When a mysterious oblong box arrives in backwater Dead Lakes, Florida, its contents complicate things for Ella. It isn’t easy, but Ella Wallace is doing the best she can; she runs the family commissary and takes care of her three sons, Samuel, Keaton and Macon. Her husband Harlan, a gambler and opium addict, has run off and abandoned them, but not before losing her family land to the town bully, Clive Gillespie.
Clive wants Ella—always has—though he will settle for the town’s crazy girl in a pinch. Sixteen year old Ruby wears a red sequined turban and treats the town’s occupants to a one woman parade every Friday (and don’t you dare argue with her if it isn’t Friday) complete with high-stepping, and a pumping baton that is slightly dangerous to bystanders. When Harlan forged his wife’s signature and lost Ella’s land to Clive he set his wife squarely down in the path of both Clive’s ambition, and his long thwarted lust. Aided by Narissa, a Native American woman who just arrived one day and never left, and Lanier, a cousin to her missing husband, Ella battles Clive for possession of the land she cannot give up.
Clive has big plans for the land, home to a magical spring that is still visited by locals who believe the waters can heal. He lures a famous evangelical preacher (Hear me now!) and the preacher’s sickly wife to Dead Lakes with dreams of building ‘Eden’, a money making center of enlightenment and healing. But to make that happen Clive must first vanquish Ella, and that proves more difficult than he thought it would be. Turns out it requires hired thugs.
Man in the Blue Moon explores topics of spiritual healing, addiction, greed, gossip, faithfulness and the lust for power. Particularly enjoyable are the sly wit behind the conversation during a breakfast shared by Myer Simpson, the Reverend Simpson and the local school teacher. And the depiction of Clive as a small man who will do anything to get what he wants. In the character of Clive, Morris’s writing is at times chilling in its portrayal of a malevolence made doubly horrifying by its easy believability and its complete lack of conscience.

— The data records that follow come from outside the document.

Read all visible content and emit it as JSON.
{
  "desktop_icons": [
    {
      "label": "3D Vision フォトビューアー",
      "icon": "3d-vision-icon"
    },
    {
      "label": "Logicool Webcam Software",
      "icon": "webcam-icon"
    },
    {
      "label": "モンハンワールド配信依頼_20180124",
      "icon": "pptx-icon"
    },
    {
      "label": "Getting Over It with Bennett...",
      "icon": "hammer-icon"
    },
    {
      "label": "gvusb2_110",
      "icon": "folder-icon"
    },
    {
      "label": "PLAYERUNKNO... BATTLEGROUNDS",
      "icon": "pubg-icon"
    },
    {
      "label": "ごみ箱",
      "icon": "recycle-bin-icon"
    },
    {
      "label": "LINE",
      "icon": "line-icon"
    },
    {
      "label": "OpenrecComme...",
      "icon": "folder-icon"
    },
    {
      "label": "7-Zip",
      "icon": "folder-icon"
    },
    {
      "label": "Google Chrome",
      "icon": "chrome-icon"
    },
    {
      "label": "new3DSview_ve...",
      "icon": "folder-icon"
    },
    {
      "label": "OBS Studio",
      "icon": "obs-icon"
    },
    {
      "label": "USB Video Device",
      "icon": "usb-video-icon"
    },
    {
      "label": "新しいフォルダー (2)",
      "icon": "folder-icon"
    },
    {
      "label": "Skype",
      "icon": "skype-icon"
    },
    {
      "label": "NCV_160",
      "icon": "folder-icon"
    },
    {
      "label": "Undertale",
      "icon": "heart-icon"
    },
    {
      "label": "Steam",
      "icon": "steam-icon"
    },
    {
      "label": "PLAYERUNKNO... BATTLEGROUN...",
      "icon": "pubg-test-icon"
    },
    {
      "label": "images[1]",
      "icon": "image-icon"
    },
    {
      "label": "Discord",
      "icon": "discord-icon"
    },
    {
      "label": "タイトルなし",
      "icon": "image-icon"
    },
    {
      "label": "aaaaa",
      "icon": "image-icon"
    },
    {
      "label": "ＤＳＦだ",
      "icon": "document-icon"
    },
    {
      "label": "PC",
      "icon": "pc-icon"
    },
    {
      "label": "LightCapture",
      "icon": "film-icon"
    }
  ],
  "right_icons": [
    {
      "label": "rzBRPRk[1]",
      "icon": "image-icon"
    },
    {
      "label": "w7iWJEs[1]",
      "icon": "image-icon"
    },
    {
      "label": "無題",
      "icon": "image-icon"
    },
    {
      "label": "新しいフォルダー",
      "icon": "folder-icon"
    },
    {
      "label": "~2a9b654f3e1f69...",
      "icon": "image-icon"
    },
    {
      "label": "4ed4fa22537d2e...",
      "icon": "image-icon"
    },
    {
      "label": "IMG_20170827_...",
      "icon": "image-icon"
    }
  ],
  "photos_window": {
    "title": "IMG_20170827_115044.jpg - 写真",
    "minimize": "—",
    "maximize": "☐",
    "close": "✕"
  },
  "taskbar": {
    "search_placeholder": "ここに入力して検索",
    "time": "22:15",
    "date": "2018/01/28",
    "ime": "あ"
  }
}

In an escalating battle that will leave three of the main characters dead, Michael Morris’s Man in the Blue Moon delivers a beautifully depicted tale of the struggle between good and evil that lingers in the imagination long after closing the book.